A few years ago, when my daughter was something like 7 years old, my wife and I decided to go to a winery on the Sunday after Thanksgiving. The Hill Country just west of Austin, Texas, where we live, has a number of wineries, and many of them you can visit during the day on Sunday, to have a glass or three in idyllic surroundings, and then purchase a bottle or three to take home. Our daughter was not so big on wine, obviously, but being able to roam around the outdoors, with a view of vinyards and central Texas hillsides, in weather that was sunny and cool (but not cold), was entertaining enough that she was not fussy or bored. We had, however, told her that in the evening, on the way back to Austin, we would stop in the small town of Johnson City and show her the Christmas lights (Johnson City is small, but it goes all out on Christmas lights).
Presently it got dark, and it was time to go. The adults had enjoyed themselves (though perhaps my wife more than I, since I had to exercise much greater restraint in sampling because I was driving), and the child had been good-tempered. I did feel a twinge of conscience that we had spent the entire afternoon on the adults' entertainment, but was looking forward to showing her the Christmas lights. So, imagine our dismay when, about a mile away from the last winery, we had a flat tire.
Now normally this would be only a small inconvenience; you just put on the "donut" spare tire and limp back into town. Unfortunately, for reasons I won't bother going into, the car we were in had no spare tire any more, and so we were stuck. Having been surrounded by people just an hour before, we now looked around and saw only dark, lonely road. The temperature, which had been almost warm during the day, had plummeted along with the sun, and we found ourselves with the uncomfortable prospect of walking several cold, windy miles into the nearest small town, and then trying to find help on a Sunday night (on a holiday weekend, no less), after dark.
So it would have been, no doubt, if it had happened in a pre-cellphone era.
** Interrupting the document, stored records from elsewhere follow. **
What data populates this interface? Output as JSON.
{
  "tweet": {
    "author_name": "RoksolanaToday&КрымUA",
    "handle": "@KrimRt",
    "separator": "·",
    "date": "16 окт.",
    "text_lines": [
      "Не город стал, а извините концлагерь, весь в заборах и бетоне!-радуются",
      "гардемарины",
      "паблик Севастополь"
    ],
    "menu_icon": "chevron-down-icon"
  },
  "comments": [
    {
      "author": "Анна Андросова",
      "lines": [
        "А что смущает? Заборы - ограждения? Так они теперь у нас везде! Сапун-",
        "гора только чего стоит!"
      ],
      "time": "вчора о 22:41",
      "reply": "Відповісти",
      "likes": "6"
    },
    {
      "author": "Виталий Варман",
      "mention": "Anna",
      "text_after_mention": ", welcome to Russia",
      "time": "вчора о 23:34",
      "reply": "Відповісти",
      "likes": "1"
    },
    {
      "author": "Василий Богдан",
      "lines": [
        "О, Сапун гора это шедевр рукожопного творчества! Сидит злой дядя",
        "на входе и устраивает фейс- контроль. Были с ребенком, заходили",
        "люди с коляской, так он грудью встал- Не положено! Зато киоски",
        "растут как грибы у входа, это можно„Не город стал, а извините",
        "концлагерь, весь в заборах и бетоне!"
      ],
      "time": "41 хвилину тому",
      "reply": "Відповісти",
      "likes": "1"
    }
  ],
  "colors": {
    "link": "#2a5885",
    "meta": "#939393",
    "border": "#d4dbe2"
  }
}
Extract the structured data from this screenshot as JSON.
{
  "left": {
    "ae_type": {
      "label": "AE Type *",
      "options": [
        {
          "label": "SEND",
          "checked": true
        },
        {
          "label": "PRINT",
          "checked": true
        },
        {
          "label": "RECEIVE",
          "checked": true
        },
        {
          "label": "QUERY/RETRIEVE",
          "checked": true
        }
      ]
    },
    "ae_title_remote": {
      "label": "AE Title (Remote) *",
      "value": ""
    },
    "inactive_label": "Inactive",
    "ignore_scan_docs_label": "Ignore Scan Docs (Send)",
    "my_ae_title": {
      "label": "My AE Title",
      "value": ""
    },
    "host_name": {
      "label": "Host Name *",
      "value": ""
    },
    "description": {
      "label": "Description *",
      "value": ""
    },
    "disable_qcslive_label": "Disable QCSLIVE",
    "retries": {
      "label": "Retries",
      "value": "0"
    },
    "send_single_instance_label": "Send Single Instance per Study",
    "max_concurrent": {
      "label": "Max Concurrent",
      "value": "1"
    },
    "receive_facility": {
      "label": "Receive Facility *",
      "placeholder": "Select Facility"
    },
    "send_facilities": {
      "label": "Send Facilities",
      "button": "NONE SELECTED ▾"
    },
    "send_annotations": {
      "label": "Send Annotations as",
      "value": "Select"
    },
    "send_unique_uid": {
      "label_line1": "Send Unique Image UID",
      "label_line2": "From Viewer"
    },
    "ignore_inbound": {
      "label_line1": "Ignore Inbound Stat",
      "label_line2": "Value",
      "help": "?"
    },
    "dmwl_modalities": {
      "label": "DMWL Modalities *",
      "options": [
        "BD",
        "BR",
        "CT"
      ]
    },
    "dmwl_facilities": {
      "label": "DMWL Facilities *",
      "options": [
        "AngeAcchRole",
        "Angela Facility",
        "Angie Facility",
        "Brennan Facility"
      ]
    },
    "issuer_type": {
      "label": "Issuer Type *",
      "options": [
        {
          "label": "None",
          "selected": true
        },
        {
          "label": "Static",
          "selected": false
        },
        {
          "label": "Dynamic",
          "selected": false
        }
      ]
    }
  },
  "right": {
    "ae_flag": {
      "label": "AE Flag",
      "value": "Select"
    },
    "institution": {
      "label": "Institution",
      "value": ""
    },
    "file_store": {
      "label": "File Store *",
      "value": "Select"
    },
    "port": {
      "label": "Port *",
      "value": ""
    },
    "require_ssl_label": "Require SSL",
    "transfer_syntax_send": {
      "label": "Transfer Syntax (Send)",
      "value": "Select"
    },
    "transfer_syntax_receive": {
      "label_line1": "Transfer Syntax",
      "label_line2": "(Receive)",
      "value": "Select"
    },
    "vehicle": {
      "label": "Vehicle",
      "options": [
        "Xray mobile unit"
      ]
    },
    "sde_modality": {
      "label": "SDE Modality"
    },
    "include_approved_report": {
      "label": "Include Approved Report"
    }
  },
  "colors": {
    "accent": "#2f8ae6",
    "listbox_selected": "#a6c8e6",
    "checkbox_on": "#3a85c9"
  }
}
Fortunately for us, my wife did have a cell phone, we did have cell-phone coverage even in this relatively remote area, and she was able to quickly join AAA and ask them to dispatch assistance. We sat then in the car, in the dark, and waited for help to arrive. I sighed and explained to my daughter that it did not look like we were going to be able to see the Christmas lights on Johnson City after all. But, I said, we will do something else Christmasy, soon. She was a little disappointed, but did not fuss much, which shows that she was entirely more mature and emotionally well-tempered than most children. I would like to take credit, but honestly I am just fortunate. I told myself silently to make sure to remember to live up to my promises, and not take such an understanding child for granted.
Presently, the tow truck arrived. We got out to meet him, and were greated with a friendly face and a hearty chortle. The driver of the tow truck was a silver-haired fellow, of the sort that in Austin are sometimes called "armadilloes". This is in reference to a fabled music club of the the past, named the Armadillo World Headquarters. It was perhaps the epicenter of the good-natured "weird" which Austin made a point of pride, as in the motto "Keep Austin Weird". Many offbeat rock and country bands played there in the 70's, and it was for a time the center of the Austin music scene, before being replaced in 1980 with a high-rise office building. Nowadays, if someone is an "armadillo", it means they are an aging hippie, of the sort who might have gone to the Armadillo. Our tow truck driver looked and talked the part.
He was also, you know, kind of portly. He had a bushy white beard. He had a loud, hearty guffaw, every few sentences. His nose was a bit reddish.
While he prepared our car for departure, I could not resist the urge to poke Juliet in the ribs and make a face which successfully communicated the idea that she was getting a special Christmas sight. Though very little, she caught my drift, and smiled as she looked at me in that charming and heart-warming manner in which young children indulge their dad's goofy jokes. But I'm telling you, if you had heard this guy's "ho ho ho" laugh, you would back me up on this. I mean, you can't make a living driving a sleigh one night a year, especially if you need to pay for a lot of elf labor and charge nothing for your services except the occasional in-kind payment of milk and cookies.
We piled into the cab of the tow truck, and passed though Johnson City on the way back to Austin. Although we didn't see as much of the lights as we might otherwise have, we did have a tour guide who pointed out some of the sights to us, and then on the rest of the drive told us about his younger days in the music clubs of Austin.
So, if your children are curious as to what the fellow in the red suit known for distributing presents does the other 364 days of the year, you now know what to tell them.
By the way, it was years later before we finally made it to Johnson City the the Christmas lights. It's nice, and I recommend it if you are in the area. If you do, I hope your car does not break down. But if it does, hope that you are on the "nice" list, and perhaps you will get a jolly old tow truck driver to take you back home.